Cast: 5m., 2w. with doubling, or up to 17 (11m., 6w.) This play is a powerful and entertaining weaving of history and dramatic imagining about Abraham Lincoln's full and challenging life. At 21 years old, Abraham Lincoln practices his first public speech for the critters in the Indiana woods. His memories call to him and we are cast back to a day in his childhood when he encounters a runaway slave being pursued by a bounty hunter. Even at the tender age of 8, Abe speaks up for slaves and against slavery. With a father always wanting to move on to "something better," Abe, Sarah and their mother, Nancy, experience hard living.
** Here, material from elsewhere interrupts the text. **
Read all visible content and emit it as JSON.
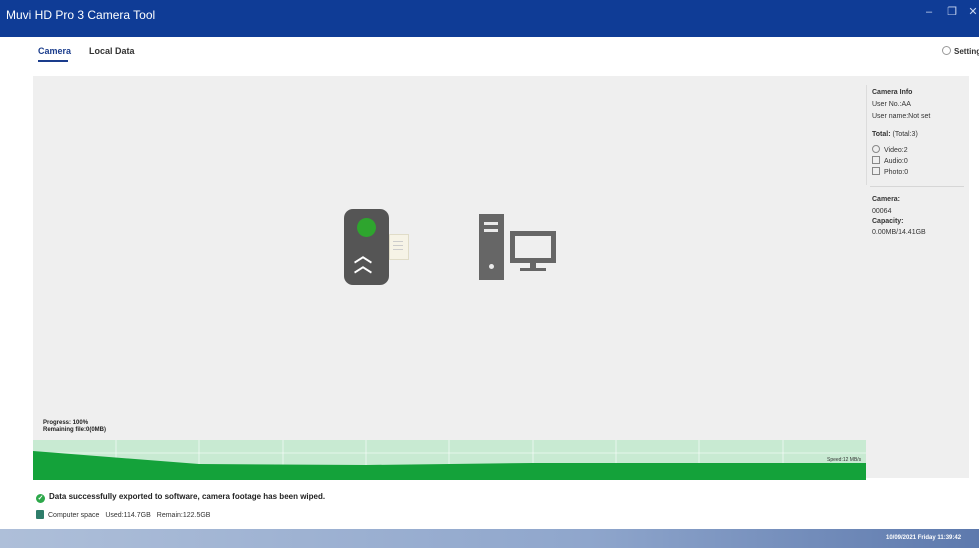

Nancy loves and supports them, but leaves them too soon in death from milk fever. Their father, Thomas, soon travels back to Kentucky to marry again, and leaves Abe and Sarah, now ages 9 and 11, on their own for several weeks in winter. While alone at the cabin, Abe and Sarah give food and a blanket to a runaway slave passing through. When Thomas returns with new wife, Sarah Bush Lincoln, life becomes considerably better for Abe and Sarah. As a young adult, Abe travels to New Orleans where he witnesses a slave auction block. Horrified at how people are sold like cattle, he vows to do something to change it. While away, his beloved sister, Sarah, dies giving birth, and his father has decided to move again, this time to Illinois. Despite Thomas' pleading, Abe refuses to go with him saying that he's got to stay put and make a life where he is. Stepmother Sarah encourages Abe to follow his dream of speaking and politics as the play ends as it began, with Abe practicing a speech in the Indiana woods. Flexible staging. Period costumes 1778-1831. Approximate running time: 75 minutes.